Last year, Salazar looked as if he would give Foyt his second 500 win as a car owner. He was in second place, challenging then-Championship Auto Racing Teams driver Juan Montoya for victory here when a bad pit stop on lap 175 cost him 18 seconds. Salazar dropped to 17th, but still recovered to finish third.

Now, Foyt has three well-prepared cars in tomorrow's race. Robby Gordon will start on the outside of the first row, Donnie Beechler will start on the outside of Row 9, and Salazar will be on the inside of Row 10.

In Gordon, Foyt has an experienced driver with a checkered history. No one questions his talent, only his attitude. In Winston Cup racing, he has bombed out twice. But in open wheel racing, he has shown great promise and finished in the Top 5 in the Indy 500 three times and sixth last year.

This is his second stint with Foyt and Foyt has only positive things to say about him.

"The thing with Robby," Foyt said, "is he has to respect you first. He's smart. He knows a lot. If he knows that he knows more than you, he'll run right over you. He doesn't run over me because he knows I know what I'm talking about.

"If I tell him to try a certain suspension, he'll try it and come back saying, `The car is great!' He knows I have his best interest at heart."

For a man whose reputation has been built on his toughness, Foyt is surprisingly warm-hearted. Yes, he does have his own self-interests as priorities, but he also really does have Gordon's best interests at heart. And even those of Winston Cup car owner Richard Childress, whose longtime friend Dale Earnhardt was killed during the Daytona 500 last February.

A month or so after Earnhardt's death, Foyt asked Childress if he'd like to be part-owner of the Gordon car at Indy.

"Richard and I have been friends a long time and he helps me with my stock cars," Foyt said. "But he and Earnhardt were together so long. ... I thought it might help Richard a little to get his mind off it. And he had a good time out here qualifying weekend. Now, he has a car on the front row in the Indy 500."

While Foyt talked, Gordon came in.

"A. J. has taught me a lot, a lot about what it takes to survive," Gordon said. "I do have a lot of respect for A. J. because of his Indianapolis experience. And everything I learned working with him the first time, I'm using now."

Foyt keeps Gordon interested. He keeps Salazar interested, too. And Beechler, who didn't qualify until the last minutes of the final day, showed his inspiration by turning in the fifth-best qualifying speed (224.449 mph) in the field.

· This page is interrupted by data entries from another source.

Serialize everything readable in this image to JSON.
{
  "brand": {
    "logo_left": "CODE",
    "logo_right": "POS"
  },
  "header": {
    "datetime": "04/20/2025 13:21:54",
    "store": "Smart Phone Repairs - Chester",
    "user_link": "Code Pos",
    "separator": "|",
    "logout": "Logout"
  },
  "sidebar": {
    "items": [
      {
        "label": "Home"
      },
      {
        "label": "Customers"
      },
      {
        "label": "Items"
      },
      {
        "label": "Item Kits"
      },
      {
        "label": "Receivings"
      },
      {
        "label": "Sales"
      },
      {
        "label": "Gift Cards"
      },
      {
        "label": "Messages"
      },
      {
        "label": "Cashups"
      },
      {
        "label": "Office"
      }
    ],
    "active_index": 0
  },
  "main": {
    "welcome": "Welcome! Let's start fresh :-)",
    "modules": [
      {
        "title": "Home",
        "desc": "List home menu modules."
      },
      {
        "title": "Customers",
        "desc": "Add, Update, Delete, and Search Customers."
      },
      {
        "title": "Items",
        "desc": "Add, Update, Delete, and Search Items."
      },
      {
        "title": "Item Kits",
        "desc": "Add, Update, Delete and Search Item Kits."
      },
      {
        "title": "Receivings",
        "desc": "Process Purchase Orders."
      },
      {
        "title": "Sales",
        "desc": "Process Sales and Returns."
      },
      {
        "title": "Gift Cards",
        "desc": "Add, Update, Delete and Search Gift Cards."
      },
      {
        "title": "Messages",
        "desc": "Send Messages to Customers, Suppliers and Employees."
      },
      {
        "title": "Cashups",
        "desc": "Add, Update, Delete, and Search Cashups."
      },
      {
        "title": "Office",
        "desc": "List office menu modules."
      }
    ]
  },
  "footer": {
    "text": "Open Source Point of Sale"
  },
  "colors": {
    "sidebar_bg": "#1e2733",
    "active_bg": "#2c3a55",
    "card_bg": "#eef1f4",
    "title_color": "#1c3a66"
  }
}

"If everything goes well in the race, all three of my cars could win," said Foyt, who fields Dallara-Oldsmobiles for his teams, as do all but 14 competitors. "Robby has the best shot because of his experience and car control. But both Salazar and Beechler are good, too."

Foyt, a physically well-rounded 66, says the experience of running Indy is one of the most important ingredients in success here.

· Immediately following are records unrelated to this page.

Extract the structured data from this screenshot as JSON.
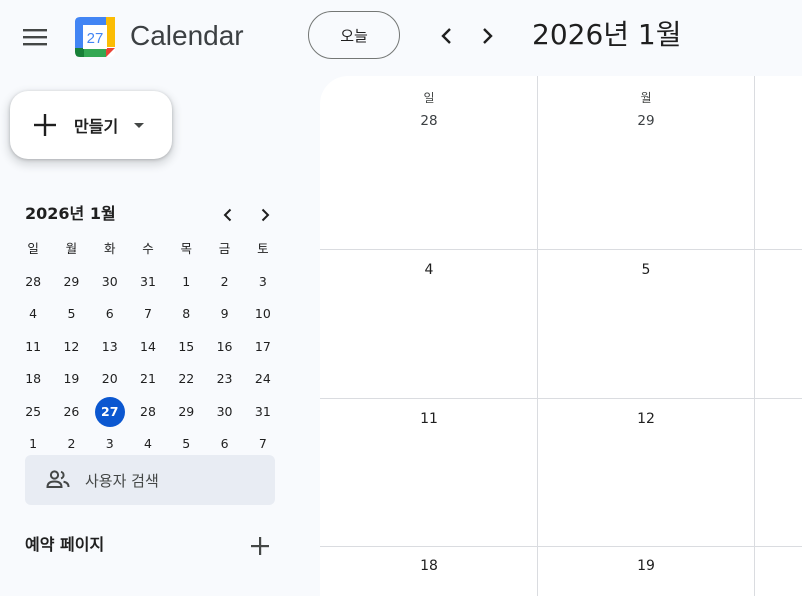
{
  "header": {
    "app_title": "Calendar",
    "logo_number": "27",
    "today_label": "오늘",
    "current_range": "2026년 1월"
  },
  "sidebar": {
    "create_label": "만들기",
    "mini_calendar": {
      "title": "2026년 1월",
      "weekdays": [
        "일",
        "월",
        "화",
        "수",
        "목",
        "금",
        "토"
      ],
      "weeks": [
        [
          "28",
          "29",
          "30",
          "31",
          "1",
          "2",
          "3"
        ],
        [
          "4",
          "5",
          "6",
          "7",
          "8",
          "9",
          "10"
        ],
        [
          "11",
          "12",
          "13",
          "14",
          "15",
          "16",
          "17"
        ],
        [
          "18",
          "19",
          "20",
          "21",
          "22",
          "23",
          "24"
        ],
        [
          "25",
          "26",
          "27",
          "28",
          "29",
          "30",
          "31"
        ],
        [
          "1",
          "2",
          "3",
          "4",
          "5",
          "6",
          "7"
        ]
      ],
      "selected": "27"
    },
    "search_people_label": "사용자 검색",
    "booking_pages_label": "예약 페이지"
  },
  "main": {
    "weekdays": [
      "일",
      "월"
    ],
    "weeks": [
      [
        "28",
        "29"
      ],
      [
        "4",
        "5"
      ],
      [
        "11",
        "12"
      ],
      [
        "18",
        "19"
      ]
    ]
  },
  "colors": {
    "accent": "#0b57d0",
    "background": "#f8fafd",
    "grid_line": "#dadce0"
  }
}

"This atmosphere, there is such a high profile, the whole world is looking at you," Foyt said. "It tightens you up. It's Indianapolis once a year. You screw up and you have to wait a whole year to try to make it right."

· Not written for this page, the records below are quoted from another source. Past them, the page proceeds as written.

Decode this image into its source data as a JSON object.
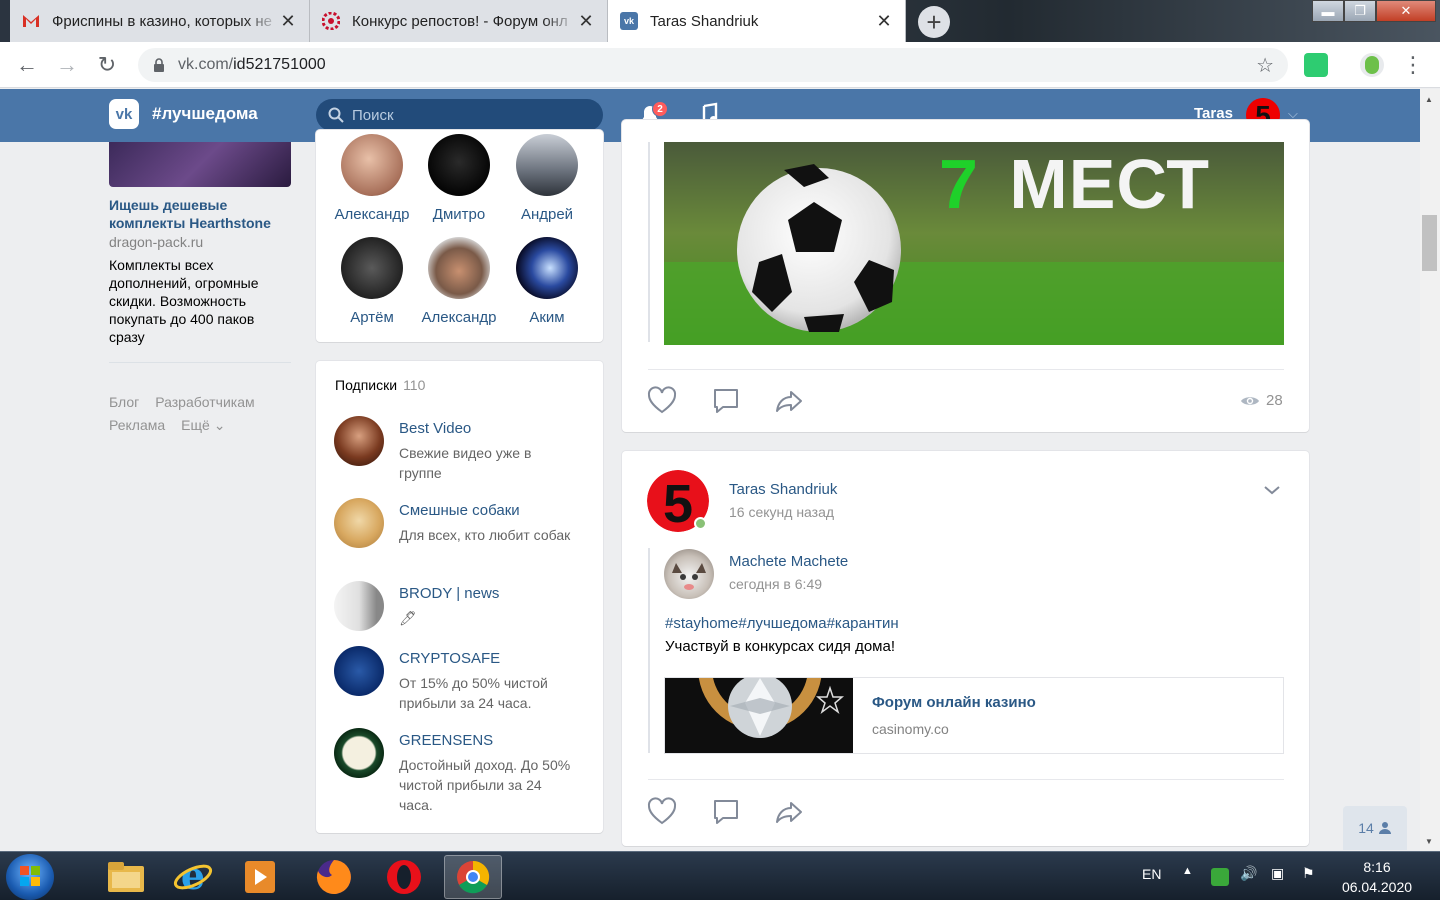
{
  "browser": {
    "tabs": [
      {
        "title": "Фриспины в казино, которых не",
        "close": "✕",
        "favicon": "gmail-icon"
      },
      {
        "title": "Конкурс репостов! - Форум онл",
        "close": "✕",
        "favicon": "forum-icon"
      },
      {
        "title": "Taras Shandriuk",
        "close": "✕",
        "favicon": "vk-icon"
      }
    ],
    "new_tab": "+",
    "window_buttons": {
      "minimize": "▬",
      "maximize": "❐",
      "close": "✕"
    },
    "url_host": "vk.com/",
    "url_path": "id521751000",
    "nav": {
      "back": "←",
      "forward": "→",
      "reload": "↻",
      "bookmark": "☆",
      "menu": "⋮"
    }
  },
  "vk_header": {
    "logo": "vk",
    "brand": "#лучшедома",
    "search_placeholder": "Поиск",
    "notifications_count": "2",
    "user_name": "Taras",
    "chevron": "⌵"
  },
  "ad": {
    "title": "Ищешь дешевые комплекты Hearthstone",
    "site": "dragon-pack.ru",
    "text": "Комплекты всех дополнений, огромные скидки. Возможность покупать до 400 паков сразу"
  },
  "footer_links": [
    "Блог",
    "Разработчикам",
    "Реклама",
    "Ещё ⌄"
  ],
  "friends": [
    {
      "name": "Александр"
    },
    {
      "name": "Дмитро"
    },
    {
      "name": "Андрей"
    },
    {
      "name": "Артём"
    },
    {
      "name": "Александр"
    },
    {
      "name": "Аким"
    }
  ],
  "subscriptions": {
    "heading": "Подписки",
    "count": "110",
    "items": [
      {
        "name": "Best Video",
        "desc": "Свежие видео уже в группе"
      },
      {
        "name": "Смешные собаки",
        "desc": "Для всех, кто любит собак"
      },
      {
        "name": "BRODY | news",
        "desc": "🖊"
      },
      {
        "name": "CRYPTOSAFE",
        "desc": "От 15% до 50% чистой прибыли за 24 часа."
      },
      {
        "name": "GREENSENS",
        "desc": "Достойный доход. До 50% чистой прибыли за 24 часа."
      }
    ]
  },
  "post1": {
    "image_text_number": "7",
    "image_text_word": "МЕСТ",
    "views": "28"
  },
  "post2": {
    "author": "Taras Shandriuk",
    "time": "16 секунд назад",
    "repost_author": "Machete Machete",
    "repost_time": "сегодня в 6:49",
    "tags": "#stayhome#лучшедома#карантин",
    "text": "Участвуй в конкурсах сидя дома!",
    "link_title": "Форум онлайн казино",
    "link_site": "casinomy.co"
  },
  "online_chip": "14",
  "taskbar": {
    "lang": "EN",
    "time": "8:16",
    "date": "06.04.2020"
  },
  "colors": {
    "vk_blue": "#4a76a8",
    "link": "#2a5885",
    "muted": "#939393",
    "page_bg": "#edeef0"
  }
}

Tomorrow, he will tell Salazar and Beechler to take their time, but stay on the lead lap for 450 miles. Then, if there is anything left, race. Gordon's directive will be similar; stay in contention. Wait for the closing laps to move.

How it all will turn out, A. J. Foyt doesn't know. He's had his share of botched Indys. But he's also had above average success. That's why his name will be the most recognizable, the most respected at The Speedway tomorrow.

Indy 500

What: 85th Indianapolis 500

Where: Indianapolis Motor Speedway

When: Tomorrow, 11 a.m.

TV: Chs. 2, 7

Distance: 500 miles; 200 laps around the 2 1/2 -mile, asphalt-on-brick track

Number of starters: 33

Pole-sitter: Scott Sharp, who qualified a Dallara-Oldsmobile at a four-lap average of 226.037 mph

2000 champion: Juan Montoya, now driving in the Formula One series, did not enter the race this year.

Baltimore Sun Articles
Please note the green-lined linked article text has been applied commercially without any involvement from our newsroom editors, reporters or any other editorial staff.